Appendix: Strengths and weaknesses of SageMath and an exercise for the lecturer

As an illustration of some of the points in the tabular overview of Pros and Cons about SageMath: originally I wanted to demonstrate a slightly different computation in the "Motivation" section above. There we had the characteristic polynomial P of the matrix M:

In [ ]:
M = matrix([[17,2,-4,9],[-13,2,8,3],[6,1,-1,4],[5,5,-2,2]]) P = M.characteristic_polynomial() P

What we can do in SageMath is to compute the quotient ring S=Z[x]/(P).S = \mathbb{Z}[x]/(P).

In [ ]:
S = ZZ[x].quotient_ring(P); S

Then I had planned to demonstrate that SageMath can decide cool properties about this ring, such as whether SS is an integral domain.
Recall: A ring SS is an integral domain if S0S \neq 0 and for a,bSa,b \in S with ab=0a \cdot b = 0 we must have a=0a=0 or b=0b=0.
However, I was disappointed:

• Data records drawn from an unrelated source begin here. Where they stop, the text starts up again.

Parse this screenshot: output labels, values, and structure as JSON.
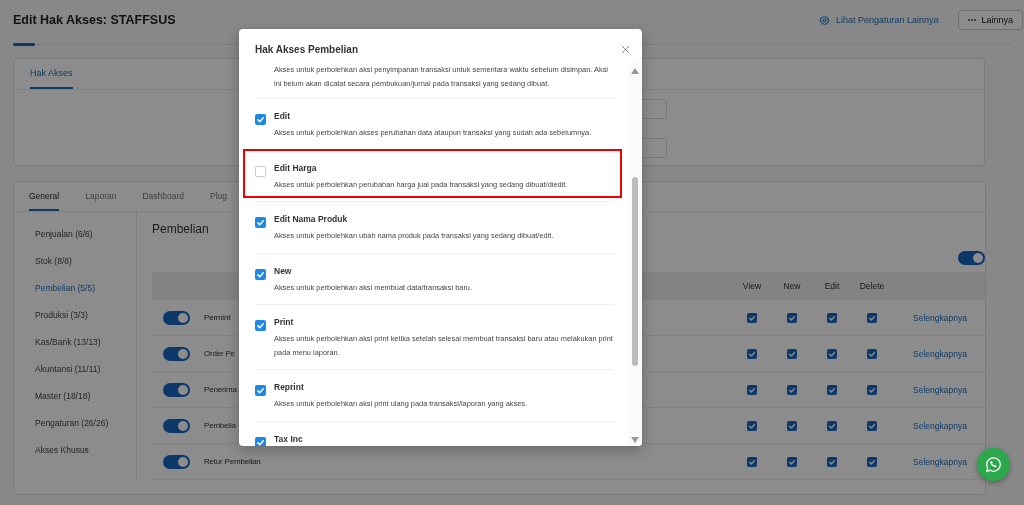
{
  "page": {
    "title": "Edit Hak Akses: STAFFSUS",
    "settings_link": "Lihat Pengaturan Lainnya",
    "more_button": "Lainnya"
  },
  "top_card": {
    "tabs": [
      {
        "label": "Hak Akses",
        "selected": true
      }
    ]
  },
  "section": {
    "tabs": [
      {
        "label": "General",
        "selected": true
      },
      {
        "label": "Laporan",
        "selected": false
      },
      {
        "label": "Dashboard",
        "selected": false
      },
      {
        "label": "Plug",
        "selected": false
      }
    ],
    "sidebar": [
      {
        "label": "Penjualan (6/6)",
        "selected": false
      },
      {
        "label": "Stok (8/8)",
        "selected": false
      },
      {
        "label": "Pembelian (5/5)",
        "selected": true
      },
      {
        "label": "Produksi (3/3)",
        "selected": false
      },
      {
        "label": "Kas/Bank (13/13)",
        "selected": false
      },
      {
        "label": "Akuntansi (11/11)",
        "selected": false
      },
      {
        "label": "Master (18/18)",
        "selected": false
      },
      {
        "label": "Pengaturan (26/26)",
        "selected": false
      },
      {
        "label": "Akses Khusus",
        "selected": false
      }
    ],
    "heading": "Pembelian",
    "all_on": true,
    "columns": [
      "View",
      "New",
      "Edit",
      "Delete"
    ],
    "rows": [
      {
        "name": "Permint",
        "on": true,
        "checks": [
          true,
          true,
          true,
          true
        ],
        "link": "Selengkapnya"
      },
      {
        "name": "Order Pe",
        "on": true,
        "checks": [
          true,
          true,
          true,
          true
        ],
        "link": "Selengkapnya"
      },
      {
        "name": "Penerima",
        "on": true,
        "checks": [
          true,
          true,
          true,
          true
        ],
        "link": "Selengkapnya"
      },
      {
        "name": "Pembelia",
        "on": true,
        "checks": [
          true,
          true,
          true,
          true
        ],
        "link": "Selengkapnya"
      },
      {
        "name": "Retur Pembelian",
        "on": true,
        "checks": [
          true,
          true,
          true,
          true
        ],
        "link": "Selengkapnya"
      }
    ]
  },
  "modal": {
    "title": "Hak Akses Pembelian",
    "cut_description": "Akses untuk perbolehkan aksi penyimpanan transaksi untuk sementara waktu sebelum disimpan. Aksi ini belum akan dicatat secara pembukuan/jurnal pada transaksi yang sedang dibuat.",
    "items": [
      {
        "label": "Edit",
        "checked": true,
        "highlighted": false,
        "description": "Akses untuk perbolehkan akses perubahan data ataupun transaksi yang sudah ada sebelumnya."
      },
      {
        "label": "Edit Harga",
        "checked": false,
        "highlighted": true,
        "description": "Akses untuk perbolehkan perubahan harga jual pada transaksi yang sedang dibuat/diedit."
      },
      {
        "label": "Edit Nama Produk",
        "checked": true,
        "highlighted": false,
        "description": "Akses untuk perbolehkan ubah nama produk pada transaksi yang sedang dibuat/edit."
      },
      {
        "label": "New",
        "checked": true,
        "highlighted": false,
        "description": "Akses untuk perbolehkan aksi membuat data/transaksi baru."
      },
      {
        "label": "Print",
        "checked": true,
        "highlighted": false,
        "description": "Akses untuk perbolehkan aksi print ketika setelah selesai membuat transaksi baru atau melakukan print pada menu laporan."
      },
      {
        "label": "Reprint",
        "checked": true,
        "highlighted": false,
        "description": "Akses untuk perbolehkan aksi print ulang pada transaksi/laporan yang akses."
      },
      {
        "label": "Tax Inc",
        "checked": true,
        "highlighted": false
      }
    ]
  }
}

In [ ]:
S.is_integral_domain()

On the other hand, since SageMath is open-source, we can immediately check what goes wrong here, by looking at the code of the function is_integral_domain:

In [ ]:
S.is_integral_domain??

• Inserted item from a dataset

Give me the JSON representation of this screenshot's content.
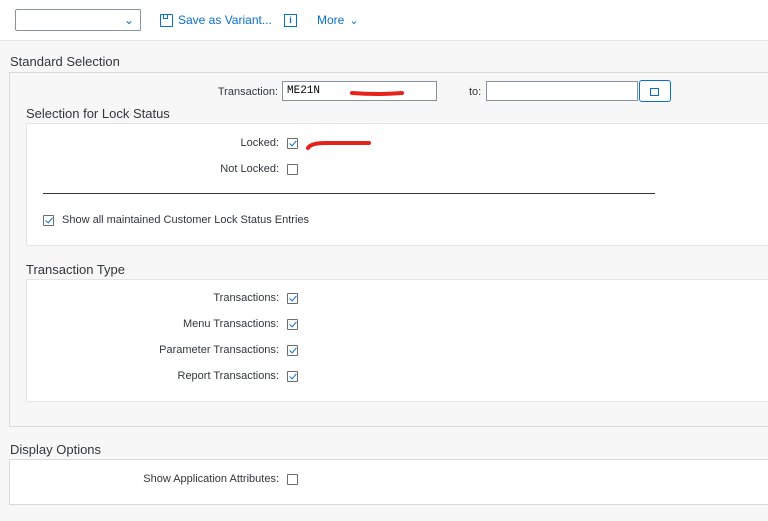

Now we have seen that SageMath knows that P is not irreducible:

In [ ]:
P.is_irreducible()

But the quotient S=Z[x]/(P)S=\mathbb{Z}[x]/(P) can never be an integral domain if PP is not irreducible: for P=P1P2P=P_1 \cdot P_2 with P1,P2P_1, P_2 not units, we have P1P2=P=0S \overline{P_1} \cdot \overline{P_2} = \overline{P} = 0 \in S but P10,P20S\overline{P_1} \neq 0, \overline{P_2} \neq 0 \in S.

Exercise (for the lecturer):
Implement a better function is_integral_domain for quotient rings like SS and get it added to SageMath.

Assignments

Exercise (not so relevant for course, but fun anyway)

  • Understand where the numbers of multiplications and additions for computing the determinant of MM in the first section come from.
    Fun fact: I actually used SageMath to compute them!

  • For the two algorithms from the table, show that one needs at least n!n! multiplications to compute the determinant of a n×nn \times n-matrix.

  • Can you think of an algorithm where this number grows only polynomially in nn?